I was a visiting PhD student in Prof. Malathi Veeraraghavan's group. Malathi was not only a highly accomplished professor, but also a great mentor to me. I had the honor to know her and had the greatest respect for her. She was one of the toughest and kindest people I have met in my life. I model myself after her. I feel blessed to have had the opportunity to be her student even for those few and short years. She was one of those rare individuals who believed me had a talent for academic, built up my confidence and encouraged me to pursue my dreams.
I will miss her a lot. My life is incomplete without Malathi. May her soul rest in peace.
Xiao Rui Wang | 21 May 2020

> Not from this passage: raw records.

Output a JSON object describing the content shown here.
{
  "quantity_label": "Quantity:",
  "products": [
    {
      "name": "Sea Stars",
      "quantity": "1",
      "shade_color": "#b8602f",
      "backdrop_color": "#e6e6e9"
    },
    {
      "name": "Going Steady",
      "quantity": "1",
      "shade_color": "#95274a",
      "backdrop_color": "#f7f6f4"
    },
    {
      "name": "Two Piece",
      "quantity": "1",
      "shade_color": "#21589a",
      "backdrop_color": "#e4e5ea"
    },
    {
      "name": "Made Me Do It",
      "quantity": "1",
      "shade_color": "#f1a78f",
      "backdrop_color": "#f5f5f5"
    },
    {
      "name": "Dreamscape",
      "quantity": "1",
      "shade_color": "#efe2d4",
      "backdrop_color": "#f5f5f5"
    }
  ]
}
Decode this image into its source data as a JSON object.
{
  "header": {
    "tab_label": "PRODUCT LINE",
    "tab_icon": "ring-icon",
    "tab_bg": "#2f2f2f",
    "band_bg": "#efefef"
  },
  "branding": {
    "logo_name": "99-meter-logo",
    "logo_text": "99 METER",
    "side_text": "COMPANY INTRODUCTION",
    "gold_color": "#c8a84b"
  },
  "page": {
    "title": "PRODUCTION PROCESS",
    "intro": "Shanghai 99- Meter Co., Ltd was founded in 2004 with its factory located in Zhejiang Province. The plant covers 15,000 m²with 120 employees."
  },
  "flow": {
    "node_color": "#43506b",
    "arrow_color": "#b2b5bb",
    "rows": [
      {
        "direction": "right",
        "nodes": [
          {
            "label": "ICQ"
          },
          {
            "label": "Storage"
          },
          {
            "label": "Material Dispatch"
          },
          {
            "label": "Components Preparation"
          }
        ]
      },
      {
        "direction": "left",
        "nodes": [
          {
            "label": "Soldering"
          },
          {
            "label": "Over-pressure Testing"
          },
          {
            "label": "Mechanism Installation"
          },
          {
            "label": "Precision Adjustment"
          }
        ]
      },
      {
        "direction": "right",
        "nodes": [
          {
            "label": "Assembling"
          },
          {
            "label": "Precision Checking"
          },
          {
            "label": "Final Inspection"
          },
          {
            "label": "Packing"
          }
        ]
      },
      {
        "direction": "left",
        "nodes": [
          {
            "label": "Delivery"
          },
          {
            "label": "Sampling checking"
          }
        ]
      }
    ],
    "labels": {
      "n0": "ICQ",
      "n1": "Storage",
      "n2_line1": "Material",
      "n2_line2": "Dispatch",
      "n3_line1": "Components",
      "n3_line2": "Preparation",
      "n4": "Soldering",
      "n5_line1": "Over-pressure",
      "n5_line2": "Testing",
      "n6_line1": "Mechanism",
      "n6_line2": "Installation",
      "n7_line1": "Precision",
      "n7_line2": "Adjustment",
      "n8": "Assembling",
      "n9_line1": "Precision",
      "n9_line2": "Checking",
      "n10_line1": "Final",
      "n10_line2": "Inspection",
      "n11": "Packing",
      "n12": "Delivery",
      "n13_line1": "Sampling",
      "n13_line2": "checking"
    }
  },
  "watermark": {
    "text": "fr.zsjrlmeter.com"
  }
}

Professor V will always be in my heart. She played an irreplaceable role in my college experience by encouraging me to make the most of my time as an undergraduate computer engineering student (for instance, when I told her how much I love biology, she connected me with a smart health-focused research group at my school!). Her kindness and eagerness to help mean a lot to me, and I will definitely miss her (as will all of UVA Engineering). I would like to extend my deepest sympathies to her family.
Kumud Altmayer | 21 May 2020

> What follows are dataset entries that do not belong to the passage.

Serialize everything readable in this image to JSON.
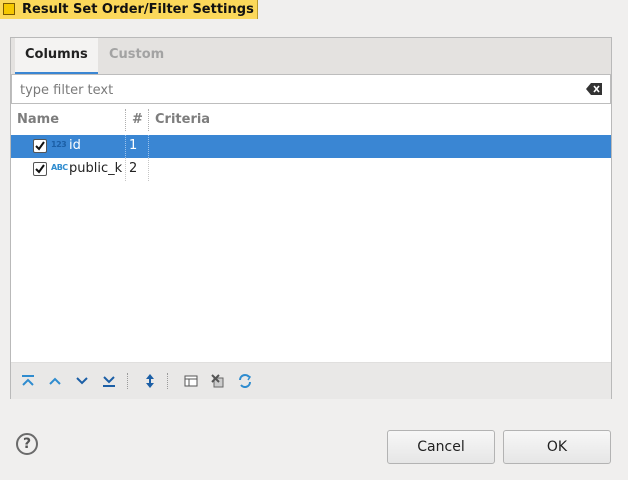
{
  "window": {
    "title": "Result Set Order/Filter Settings"
  },
  "tabs": [
    {
      "label": "Columns",
      "active": true
    },
    {
      "label": "Custom",
      "active": false
    }
  ],
  "filter": {
    "placeholder": "type filter text",
    "value": ""
  },
  "grid": {
    "headers": {
      "name": "Name",
      "num": "#",
      "criteria": "Criteria"
    },
    "rows": [
      {
        "name": "id",
        "num": "1",
        "type_icon": "123",
        "checked": true,
        "selected": true
      },
      {
        "name": "public_k",
        "num": "2",
        "type_icon": "ABC",
        "checked": true,
        "selected": false
      }
    ]
  },
  "toolbar": {
    "icons": [
      "move-top-icon",
      "move-up-icon",
      "move-down-icon",
      "move-bottom-icon",
      "sort-icon",
      "configure-columns-icon",
      "clear-criteria-icon",
      "reset-icon"
    ]
  },
  "buttons": {
    "cancel": "Cancel",
    "ok": "OK",
    "help": "?"
  },
  "colors": {
    "accent": "#3a86d3",
    "title_tab": "#fbd85a",
    "icon_blue": "#2f8ccf"
  }
}
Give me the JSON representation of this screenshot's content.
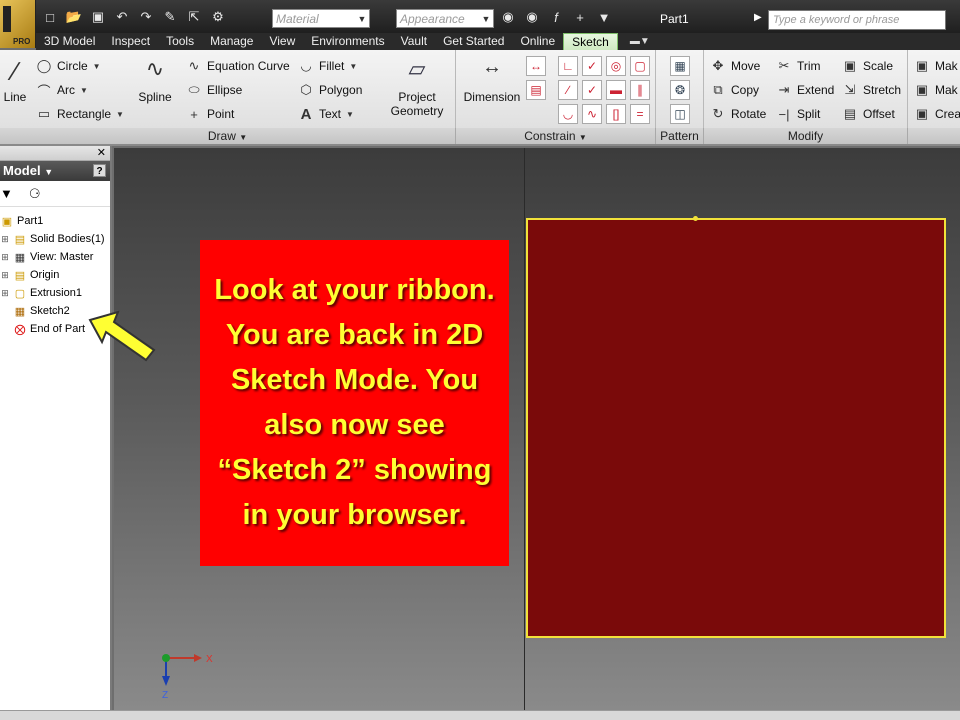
{
  "titlebar": {
    "material_placeholder": "Material",
    "appearance_placeholder": "Appearance",
    "doc_title": "Part1",
    "search_placeholder": "Type a keyword or phrase",
    "logo_badge": "PRO"
  },
  "tabs": [
    {
      "label": "3D Model"
    },
    {
      "label": "Inspect"
    },
    {
      "label": "Tools"
    },
    {
      "label": "Manage"
    },
    {
      "label": "View"
    },
    {
      "label": "Environments"
    },
    {
      "label": "Vault"
    },
    {
      "label": "Get Started"
    },
    {
      "label": "Online"
    },
    {
      "label": "Sketch",
      "active": true
    }
  ],
  "ribbon": {
    "draw": {
      "label": "Draw",
      "line": "Line",
      "circle": "Circle",
      "arc": "Arc",
      "rectangle": "Rectangle",
      "spline": "Spline",
      "equation_curve": "Equation Curve",
      "ellipse": "Ellipse",
      "point": "Point",
      "fillet": "Fillet",
      "polygon": "Polygon",
      "text": "Text",
      "project_geometry_1": "Project",
      "project_geometry_2": "Geometry"
    },
    "constrain": {
      "label": "Constrain",
      "dimension": "Dimension"
    },
    "pattern": {
      "label": "Pattern"
    },
    "modify": {
      "label": "Modify",
      "move": "Move",
      "copy": "Copy",
      "rotate": "Rotate",
      "trim": "Trim",
      "extend": "Extend",
      "split": "Split",
      "scale": "Scale",
      "stretch": "Stretch",
      "offset": "Offset"
    },
    "insert": {
      "mak1": "Mak",
      "mak2": "Mak",
      "crea": "Crea"
    }
  },
  "browser": {
    "title": "Model",
    "items": [
      {
        "label": "Part1"
      },
      {
        "label": "Solid Bodies(1)"
      },
      {
        "label": "View: Master"
      },
      {
        "label": "Origin"
      },
      {
        "label": "Extrusion1"
      },
      {
        "label": "Sketch2"
      },
      {
        "label": "End of Part"
      }
    ]
  },
  "callout": {
    "text": "Look at your ribbon.  You are back in 2D Sketch Mode.  You also now see “Sketch 2” showing in your browser."
  },
  "axis": {
    "x_label": "X",
    "z_label": "Z"
  },
  "colors": {
    "callout_bg": "#ff0000",
    "callout_text": "#ffff33",
    "part_face": "#7a0a0a",
    "part_edge": "#f2e23a",
    "active_tab": "#cfe9c2"
  }
}
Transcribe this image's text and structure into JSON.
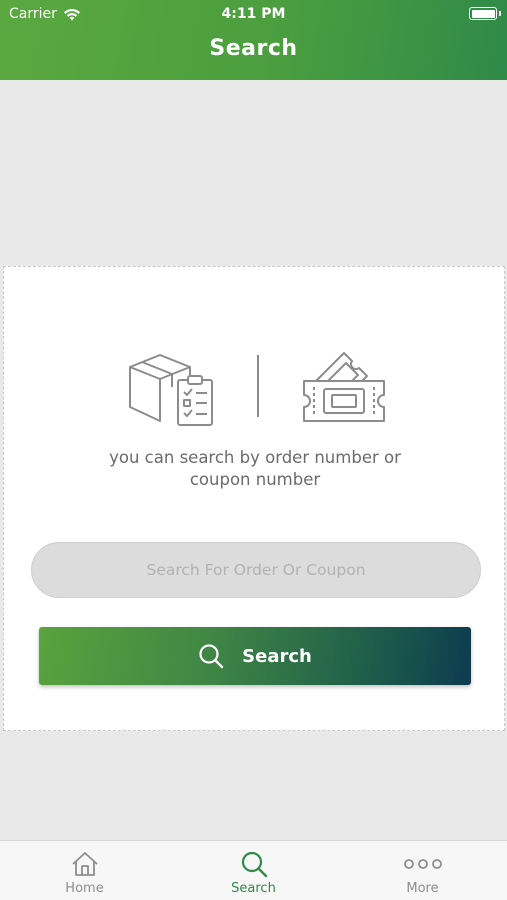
{
  "status_bar": {
    "carrier": "Carrier",
    "time": "4:11 PM",
    "battery_level": 1.0
  },
  "nav": {
    "title": "Search"
  },
  "card": {
    "illustrations": [
      "package-checklist-icon",
      "coupon-ticket-icon"
    ],
    "hint_line1": "you can search by order number or",
    "hint_line2": "coupon number",
    "search_placeholder": "Search For Order Or Coupon",
    "search_value": "",
    "search_button_label": "Search"
  },
  "tabbar": {
    "items": [
      {
        "label": "Home",
        "icon": "home-icon",
        "active": false
      },
      {
        "label": "Search",
        "icon": "search-icon",
        "active": true
      },
      {
        "label": "More",
        "icon": "more-icon",
        "active": false
      }
    ]
  },
  "colors": {
    "header_green": "#4b9e3f",
    "active_tab": "#2f8a49",
    "button_start": "#5aa33d",
    "button_end": "#0d3b50",
    "background": "#e9e9e9"
  }
}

This is sad. I knew her and liked the way she spoke in the seminars. She was so energetic. I am reading she had four female students while studying in India. No surprise there. I was only one in my class over there, extremely tough. It's excellent here for us as females. We made it. Let her soul rest in peace.
Curtis Siller | 22 May 2020
I am deeply saddened to learn of Malathi's death. I worked with her at Bell Labs and followed her career at UVA. We shared occasional e-mail messages. She was a talented and lovely person. I am heart-broken!
Scott Midkiff | 26 May 2020
I am greatly saddened to hear of Malathi's passing. We overlapped as graduate students at Duke, both have served on the Duke ECE advisory board, and both shared Virginia as our home for many years (although at different institutions). MV was an outstanding researcher, excellent engineering educator, and a wonderful human being. She will be sorely missed.
Manoj BS | 4 June 2020
During my post graduate studies, one of the papers that I had chosen for seminar was co-authored by Prof. Malathi Veeraraghavan. She made many research papers that I had read during my studies. Hope and pray for her soul. Deep condolences to her family.
Dan Pitt | 19 August 2020
One more thing: I tried so hard to hire Malathi when I was at Bay Networks. We needed a chief scientist (and never got one). Malathi would not leave academia. She would have been perfect.